• **EXERCISE AIM**
Retype all of the data that follows, line for line.

• **Page and application data records**
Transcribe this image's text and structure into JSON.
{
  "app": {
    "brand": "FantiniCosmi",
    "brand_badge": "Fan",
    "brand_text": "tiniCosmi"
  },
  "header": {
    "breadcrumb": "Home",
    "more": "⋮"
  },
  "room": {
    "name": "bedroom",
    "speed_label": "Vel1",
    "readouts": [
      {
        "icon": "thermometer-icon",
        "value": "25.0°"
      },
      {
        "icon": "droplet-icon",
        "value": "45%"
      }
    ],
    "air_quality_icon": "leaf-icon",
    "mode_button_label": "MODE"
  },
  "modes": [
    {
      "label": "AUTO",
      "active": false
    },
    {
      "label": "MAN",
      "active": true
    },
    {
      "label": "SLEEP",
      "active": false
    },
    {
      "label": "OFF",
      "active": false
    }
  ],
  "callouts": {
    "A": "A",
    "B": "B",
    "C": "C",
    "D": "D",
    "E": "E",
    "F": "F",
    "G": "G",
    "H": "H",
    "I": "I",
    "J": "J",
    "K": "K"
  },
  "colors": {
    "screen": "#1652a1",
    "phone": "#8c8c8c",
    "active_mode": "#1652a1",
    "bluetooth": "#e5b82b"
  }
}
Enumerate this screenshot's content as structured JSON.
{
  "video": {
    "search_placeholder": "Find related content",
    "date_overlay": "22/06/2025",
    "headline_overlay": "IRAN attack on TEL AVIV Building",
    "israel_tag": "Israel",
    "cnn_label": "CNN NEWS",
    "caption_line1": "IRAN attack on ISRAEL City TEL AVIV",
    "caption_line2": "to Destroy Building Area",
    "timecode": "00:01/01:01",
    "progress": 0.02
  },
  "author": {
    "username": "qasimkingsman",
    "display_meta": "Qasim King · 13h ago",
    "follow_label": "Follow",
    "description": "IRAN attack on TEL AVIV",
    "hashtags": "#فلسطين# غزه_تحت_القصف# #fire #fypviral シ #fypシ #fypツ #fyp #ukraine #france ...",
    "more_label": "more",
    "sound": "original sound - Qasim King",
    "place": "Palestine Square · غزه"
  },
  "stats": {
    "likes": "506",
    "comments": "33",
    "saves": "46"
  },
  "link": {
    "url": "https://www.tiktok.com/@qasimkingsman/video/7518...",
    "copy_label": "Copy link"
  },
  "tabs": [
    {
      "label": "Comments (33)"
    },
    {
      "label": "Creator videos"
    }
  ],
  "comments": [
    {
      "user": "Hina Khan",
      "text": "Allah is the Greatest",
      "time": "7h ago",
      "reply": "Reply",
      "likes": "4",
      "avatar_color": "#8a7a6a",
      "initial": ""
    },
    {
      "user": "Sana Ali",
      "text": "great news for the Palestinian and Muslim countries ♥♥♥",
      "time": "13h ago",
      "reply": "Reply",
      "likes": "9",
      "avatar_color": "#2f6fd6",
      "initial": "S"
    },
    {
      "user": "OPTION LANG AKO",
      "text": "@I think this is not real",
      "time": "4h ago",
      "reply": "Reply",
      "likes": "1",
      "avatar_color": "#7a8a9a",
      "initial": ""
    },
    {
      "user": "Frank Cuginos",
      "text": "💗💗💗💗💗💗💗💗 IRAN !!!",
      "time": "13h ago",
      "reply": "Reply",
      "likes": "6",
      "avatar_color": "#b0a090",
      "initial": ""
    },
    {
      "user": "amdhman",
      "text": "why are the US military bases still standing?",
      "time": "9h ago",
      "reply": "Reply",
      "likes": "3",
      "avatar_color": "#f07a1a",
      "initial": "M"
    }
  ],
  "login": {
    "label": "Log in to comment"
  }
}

• **EXERCISE OUTPUT**
Transcribe this image's text and structure into JSON.
{
  "app": {
    "brand": "FantiniCosmi",
    "brand_badge": "Fan",
    "brand_text": "tiniCosmi"
  },
  "header": {
    "breadcrumb": "Home",
    "more": "⋮"
  },
  "room": {
    "name": "bedroom",
    "speed_label": "Vel1",
    "readouts": [
      {
        "icon": "thermometer-icon",
        "value": "25.0°"
      },
      {
        "icon": "droplet-icon",
        "value": "45%"
      }
    ],
    "air_quality_icon": "leaf-icon",
    "mode_button_label": "MODE"
  },
  "modes": [
    {
      "label": "AUTO",
      "active": false
    },
    {
      "label": "MAN",
      "active": true
    },
    {
      "label": "SLEEP",
      "active": false
    },
    {
      "label": "OFF",
      "active": false
    }
  ],
  "callouts": {
    "A": "A",
    "B": "B",
    "C": "C",
    "D": "D",
    "E": "E",
    "F": "F",
    "G": "G",
    "H": "H",
    "I": "I",
    "J": "J",
    "K": "K"
  },
  "colors": {
    "screen": "#1652a1",
    "phone": "#8c8c8c",
    "active_mode": "#1652a1",
    "bluetooth": "#e5b82b"
  }
}
Enumerate this screenshot's content as structured JSON.
{
  "video": {
    "search_placeholder": "Find related content",
    "date_overlay": "22/06/2025",
    "headline_overlay": "IRAN attack on TEL AVIV Building",
    "israel_tag": "Israel",
    "cnn_label": "CNN NEWS",
    "caption_line1": "IRAN attack on ISRAEL City TEL AVIV",
    "caption_line2": "to Destroy Building Area",
    "timecode": "00:01/01:01",
    "progress": 0.02
  },
  "author": {
    "username": "qasimkingsman",
    "display_meta": "Qasim King · 13h ago",
    "follow_label": "Follow",
    "description": "IRAN attack on TEL AVIV",
    "hashtags": "#فلسطين# غزه_تحت_القصف# #fire #fypviral シ #fypシ #fypツ #fyp #ukraine #france ...",
    "more_label": "more",
    "sound": "original sound - Qasim King",
    "place": "Palestine Square · غزه"
  },
  "stats": {
    "likes": "506",
    "comments": "33",
    "saves": "46"
  },
  "link": {
    "url": "https://www.tiktok.com/@qasimkingsman/video/7518...",
    "copy_label": "Copy link"
  },
  "tabs": [
    {
      "label": "Comments (33)"
    },
    {
      "label": "Creator videos"
    }
  ],
  "comments": [
    {
      "user": "Hina Khan",
      "text": "Allah is the Greatest",
      "time": "7h ago",
      "reply": "Reply",
      "likes": "4",
      "avatar_color": "#8a7a6a",
      "initial": ""
    },
    {
      "user": "Sana Ali",
      "text": "great news for the Palestinian and Muslim countries ♥♥♥",
      "time": "13h ago",
      "reply": "Reply",
      "likes": "9",
      "avatar_color": "#2f6fd6",
      "initial": "S"
    },
    {
      "user": "OPTION LANG AKO",
      "text": "@I think this is not real",
      "time": "4h ago",
      "reply": "Reply",
      "likes": "1",
      "avatar_color": "#7a8a9a",
      "initial": ""
    },
    {
      "user": "Frank Cuginos",
      "text": "💗💗💗💗💗💗💗💗 IRAN !!!",
      "time": "13h ago",
      "reply": "Reply",
      "likes": "6",
      "avatar_color": "#b0a090",
      "initial": ""
    },
    {
      "user": "amdhman",
      "text": "why are the US military bases still standing?",
      "time": "9h ago",
      "reply": "Reply",
      "likes": "3",
      "avatar_color": "#f07a1a",
      "initial": "M"
    }
  ],
  "login": {
    "label": "Log in to comment"
  }
}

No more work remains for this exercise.